Contact Ashely at [email protected]
So much happened in one week at the National Convention. We sang “We’re Not Gonna Take It” at 9am, heard from activists working on climate and healthcare policy, endorsed Bernie Sanders, met and celebrated with workers from the strike against GM/Wabtec, elected a new UE President, Carl Rosen, and went on a boat ride to admire the many bridges of Pittsburgh.
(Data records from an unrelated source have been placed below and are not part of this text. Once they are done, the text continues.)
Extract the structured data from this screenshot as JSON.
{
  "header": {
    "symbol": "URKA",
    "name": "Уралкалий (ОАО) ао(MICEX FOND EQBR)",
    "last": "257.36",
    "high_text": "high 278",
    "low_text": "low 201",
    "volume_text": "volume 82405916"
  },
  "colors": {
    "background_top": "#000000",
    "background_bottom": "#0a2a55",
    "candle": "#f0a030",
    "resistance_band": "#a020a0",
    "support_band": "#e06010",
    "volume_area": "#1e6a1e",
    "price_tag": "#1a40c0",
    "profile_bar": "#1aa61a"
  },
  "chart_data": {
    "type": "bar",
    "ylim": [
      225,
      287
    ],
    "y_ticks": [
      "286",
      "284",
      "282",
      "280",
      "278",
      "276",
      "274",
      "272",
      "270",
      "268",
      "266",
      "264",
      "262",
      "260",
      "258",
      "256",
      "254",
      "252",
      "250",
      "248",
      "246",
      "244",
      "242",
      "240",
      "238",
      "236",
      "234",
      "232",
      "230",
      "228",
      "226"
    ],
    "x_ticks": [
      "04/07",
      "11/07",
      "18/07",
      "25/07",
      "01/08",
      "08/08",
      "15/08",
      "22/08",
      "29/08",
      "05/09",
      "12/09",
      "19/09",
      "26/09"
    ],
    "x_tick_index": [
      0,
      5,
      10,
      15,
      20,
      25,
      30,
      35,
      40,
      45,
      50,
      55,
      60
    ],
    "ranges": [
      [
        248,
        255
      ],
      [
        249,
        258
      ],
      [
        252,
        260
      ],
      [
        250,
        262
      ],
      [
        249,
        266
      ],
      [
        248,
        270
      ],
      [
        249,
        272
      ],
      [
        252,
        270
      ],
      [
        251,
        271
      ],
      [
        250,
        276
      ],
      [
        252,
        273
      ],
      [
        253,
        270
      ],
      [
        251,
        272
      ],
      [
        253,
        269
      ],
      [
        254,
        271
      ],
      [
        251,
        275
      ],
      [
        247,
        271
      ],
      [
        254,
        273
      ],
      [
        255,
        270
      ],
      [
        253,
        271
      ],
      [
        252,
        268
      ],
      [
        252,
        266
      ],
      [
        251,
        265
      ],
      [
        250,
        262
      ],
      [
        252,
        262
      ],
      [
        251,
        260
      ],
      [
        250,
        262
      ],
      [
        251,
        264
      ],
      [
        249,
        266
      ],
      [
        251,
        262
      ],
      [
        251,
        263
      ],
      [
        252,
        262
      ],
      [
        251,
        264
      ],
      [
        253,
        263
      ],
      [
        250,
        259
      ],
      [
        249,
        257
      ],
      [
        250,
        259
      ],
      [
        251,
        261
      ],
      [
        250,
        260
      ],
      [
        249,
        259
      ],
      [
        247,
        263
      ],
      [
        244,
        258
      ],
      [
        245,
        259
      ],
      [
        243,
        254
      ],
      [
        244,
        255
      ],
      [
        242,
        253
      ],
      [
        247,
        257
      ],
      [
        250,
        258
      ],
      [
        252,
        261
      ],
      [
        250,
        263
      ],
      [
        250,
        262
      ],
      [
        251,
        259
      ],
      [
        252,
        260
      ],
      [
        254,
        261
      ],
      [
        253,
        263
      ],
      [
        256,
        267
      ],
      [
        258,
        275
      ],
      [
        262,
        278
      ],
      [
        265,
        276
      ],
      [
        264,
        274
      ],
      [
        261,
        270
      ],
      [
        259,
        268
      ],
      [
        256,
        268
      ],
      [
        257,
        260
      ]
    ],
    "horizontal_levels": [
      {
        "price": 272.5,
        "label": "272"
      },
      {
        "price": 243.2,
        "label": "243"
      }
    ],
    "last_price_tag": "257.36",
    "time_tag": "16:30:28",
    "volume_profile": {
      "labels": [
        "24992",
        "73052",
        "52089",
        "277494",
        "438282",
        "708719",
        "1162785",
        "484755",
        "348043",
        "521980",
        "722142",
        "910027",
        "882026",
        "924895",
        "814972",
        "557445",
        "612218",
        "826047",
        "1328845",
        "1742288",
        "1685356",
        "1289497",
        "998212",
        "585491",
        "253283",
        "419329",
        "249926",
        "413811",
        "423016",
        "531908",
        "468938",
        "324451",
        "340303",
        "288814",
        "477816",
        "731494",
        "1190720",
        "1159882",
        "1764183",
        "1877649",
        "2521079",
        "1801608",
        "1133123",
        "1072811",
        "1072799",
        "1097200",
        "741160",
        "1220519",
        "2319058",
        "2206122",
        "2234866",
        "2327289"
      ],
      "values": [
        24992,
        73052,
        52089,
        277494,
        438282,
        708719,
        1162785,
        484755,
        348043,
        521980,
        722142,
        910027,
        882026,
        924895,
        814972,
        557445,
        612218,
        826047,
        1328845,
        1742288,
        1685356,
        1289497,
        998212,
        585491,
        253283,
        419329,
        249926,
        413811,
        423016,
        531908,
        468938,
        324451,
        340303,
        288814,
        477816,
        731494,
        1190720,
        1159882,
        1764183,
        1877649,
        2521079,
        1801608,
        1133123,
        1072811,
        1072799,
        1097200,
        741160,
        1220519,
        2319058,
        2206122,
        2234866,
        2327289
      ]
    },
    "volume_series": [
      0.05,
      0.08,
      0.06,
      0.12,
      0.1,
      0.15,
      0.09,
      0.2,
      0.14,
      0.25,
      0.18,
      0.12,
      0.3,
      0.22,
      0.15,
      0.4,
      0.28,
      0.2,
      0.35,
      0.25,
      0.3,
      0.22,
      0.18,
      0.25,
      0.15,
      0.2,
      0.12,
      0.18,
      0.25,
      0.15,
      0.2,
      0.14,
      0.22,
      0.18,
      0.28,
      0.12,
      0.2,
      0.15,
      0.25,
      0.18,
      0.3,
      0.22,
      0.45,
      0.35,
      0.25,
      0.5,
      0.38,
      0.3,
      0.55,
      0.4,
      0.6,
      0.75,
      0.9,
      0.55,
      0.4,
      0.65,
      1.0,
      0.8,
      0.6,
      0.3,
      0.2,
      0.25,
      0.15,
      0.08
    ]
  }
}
I had the opportunity to serve on the most dreaded committee, the Resolutions Committee. It is dreaded for the long hours of reading, editing, and debating language and phrasing. As a graduate student, however, I felt prepared. The resolutions are authored by local unions around the country and by the national officers. Together, they constitute the policy of UE for the two years until the next convention. Serving on the committee helped me learn what issues the officers and locals are most concerned about, how they articulate problems, and how they envision equitable and safe workplaces for all of us. Throughout the rest of the week, the resolutions were read aloud by members of the Resolutions Committee so that the floor could hear, debate, suggest changes or amendments, and voice support in UE democratic fashion (passed resolutions can be read on ueunion.org under UE Policy). I read the policy on collective bargaining before the floor, which stood with workers in Iowa and North Carolina where recent law changes have gutted our collective bargaining rights.
After the morning general assembly with speakers and floor debate, we picked two workshops from a slate of offerings, including grievance procedure, organizing in an open shop, international allies, and more. I attended organizing and international allies. The organizing report and workshop emphasized that there have been tough fights across the country in the past couple years: recertification votes in Iowa, the strike against GM/Wabtec in Pennsylvania, and new locals of para educators in New Jersey and drivers for Halcon. While these fights have been difficult, they have also been successful and brought new members and new workplaces into the union.
The International Allies workshop (moderated by COGS former president Kari Thompson!) heard from a panel of representatives and translators from unions around the world allied with UE: Unifor in Canada, Frente Autentico de Trabajo in Mexico, Zenroren in Japan, and the Federation of Metallurgical Employees workers, a member of the Italian General Confederation of Labor in Italy. When the Italian representative addressed the floor, he said he would speak in Italian because his English is as bad as capitalism. Taken together, their reports made clear that the strategies used against workers to precaritize work—such as temporary positions, company unions, and poor conditions forced on migrant workers—transcend national boundaries, but so too do resistance and solidarity.
For me, attending the convention helped me understand that our local is part of a larger family. It was comforting to be met with sympathy and congratulations for our recertification process, and humbling to see the wealth of skill and experience that filled the room.